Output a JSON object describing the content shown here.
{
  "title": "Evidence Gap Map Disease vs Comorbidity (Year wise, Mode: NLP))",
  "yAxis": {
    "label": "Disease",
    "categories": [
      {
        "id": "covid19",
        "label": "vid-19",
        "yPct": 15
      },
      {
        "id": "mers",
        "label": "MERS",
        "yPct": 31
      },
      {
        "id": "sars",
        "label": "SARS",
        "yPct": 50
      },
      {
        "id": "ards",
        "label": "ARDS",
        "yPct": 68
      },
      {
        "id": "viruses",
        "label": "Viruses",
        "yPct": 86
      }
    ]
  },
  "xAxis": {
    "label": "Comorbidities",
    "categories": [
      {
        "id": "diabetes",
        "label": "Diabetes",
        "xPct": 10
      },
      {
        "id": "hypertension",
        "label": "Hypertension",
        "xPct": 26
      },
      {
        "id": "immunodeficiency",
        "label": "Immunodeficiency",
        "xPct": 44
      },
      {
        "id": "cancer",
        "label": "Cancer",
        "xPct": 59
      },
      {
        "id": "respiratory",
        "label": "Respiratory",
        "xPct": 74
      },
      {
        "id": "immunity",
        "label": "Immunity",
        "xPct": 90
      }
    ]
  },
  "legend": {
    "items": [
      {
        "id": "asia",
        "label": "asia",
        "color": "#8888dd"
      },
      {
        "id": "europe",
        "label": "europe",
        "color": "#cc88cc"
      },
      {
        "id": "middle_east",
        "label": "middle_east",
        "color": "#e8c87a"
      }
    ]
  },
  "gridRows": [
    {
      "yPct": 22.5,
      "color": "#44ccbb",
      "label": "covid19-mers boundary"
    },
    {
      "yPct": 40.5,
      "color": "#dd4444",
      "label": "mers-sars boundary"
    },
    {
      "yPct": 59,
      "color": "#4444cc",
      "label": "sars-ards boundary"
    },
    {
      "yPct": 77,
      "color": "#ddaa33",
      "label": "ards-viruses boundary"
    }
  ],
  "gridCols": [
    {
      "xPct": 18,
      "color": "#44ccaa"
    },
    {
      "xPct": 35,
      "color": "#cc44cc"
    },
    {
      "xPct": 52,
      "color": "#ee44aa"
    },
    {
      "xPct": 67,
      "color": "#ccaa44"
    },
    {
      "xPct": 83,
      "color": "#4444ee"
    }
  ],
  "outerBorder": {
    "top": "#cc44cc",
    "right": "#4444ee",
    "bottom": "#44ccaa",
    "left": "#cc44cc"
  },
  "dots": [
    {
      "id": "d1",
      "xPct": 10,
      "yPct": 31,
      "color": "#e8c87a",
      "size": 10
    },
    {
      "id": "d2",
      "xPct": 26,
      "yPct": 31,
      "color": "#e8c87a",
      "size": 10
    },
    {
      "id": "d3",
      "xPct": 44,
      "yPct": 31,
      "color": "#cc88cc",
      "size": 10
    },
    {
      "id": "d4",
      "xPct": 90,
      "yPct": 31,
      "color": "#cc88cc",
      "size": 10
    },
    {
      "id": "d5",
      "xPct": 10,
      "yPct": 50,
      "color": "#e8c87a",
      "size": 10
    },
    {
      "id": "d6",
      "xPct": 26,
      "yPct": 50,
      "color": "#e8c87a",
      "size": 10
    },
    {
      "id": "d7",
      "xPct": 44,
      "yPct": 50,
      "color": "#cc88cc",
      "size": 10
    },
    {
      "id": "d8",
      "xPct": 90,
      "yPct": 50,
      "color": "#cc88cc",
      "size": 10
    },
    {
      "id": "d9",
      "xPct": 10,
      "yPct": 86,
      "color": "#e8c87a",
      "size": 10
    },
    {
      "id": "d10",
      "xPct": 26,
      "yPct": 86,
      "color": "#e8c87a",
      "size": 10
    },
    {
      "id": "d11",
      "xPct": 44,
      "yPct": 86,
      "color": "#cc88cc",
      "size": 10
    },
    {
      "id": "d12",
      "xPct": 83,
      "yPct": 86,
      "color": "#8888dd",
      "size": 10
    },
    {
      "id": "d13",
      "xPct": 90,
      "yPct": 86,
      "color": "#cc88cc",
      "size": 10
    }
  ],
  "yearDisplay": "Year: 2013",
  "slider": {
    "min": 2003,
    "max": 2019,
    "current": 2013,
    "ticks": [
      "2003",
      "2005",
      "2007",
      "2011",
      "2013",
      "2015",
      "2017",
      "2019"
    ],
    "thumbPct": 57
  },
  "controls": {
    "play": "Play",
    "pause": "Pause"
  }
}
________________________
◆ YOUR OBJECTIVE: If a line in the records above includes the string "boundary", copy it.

◆ PROBLEM SOLUTION:
      "label": "covid19-mers boundary"
      "label": "mers-sars boundary"
      "label": "sars-ards boundary"
      "label": "ards-viruses boundary"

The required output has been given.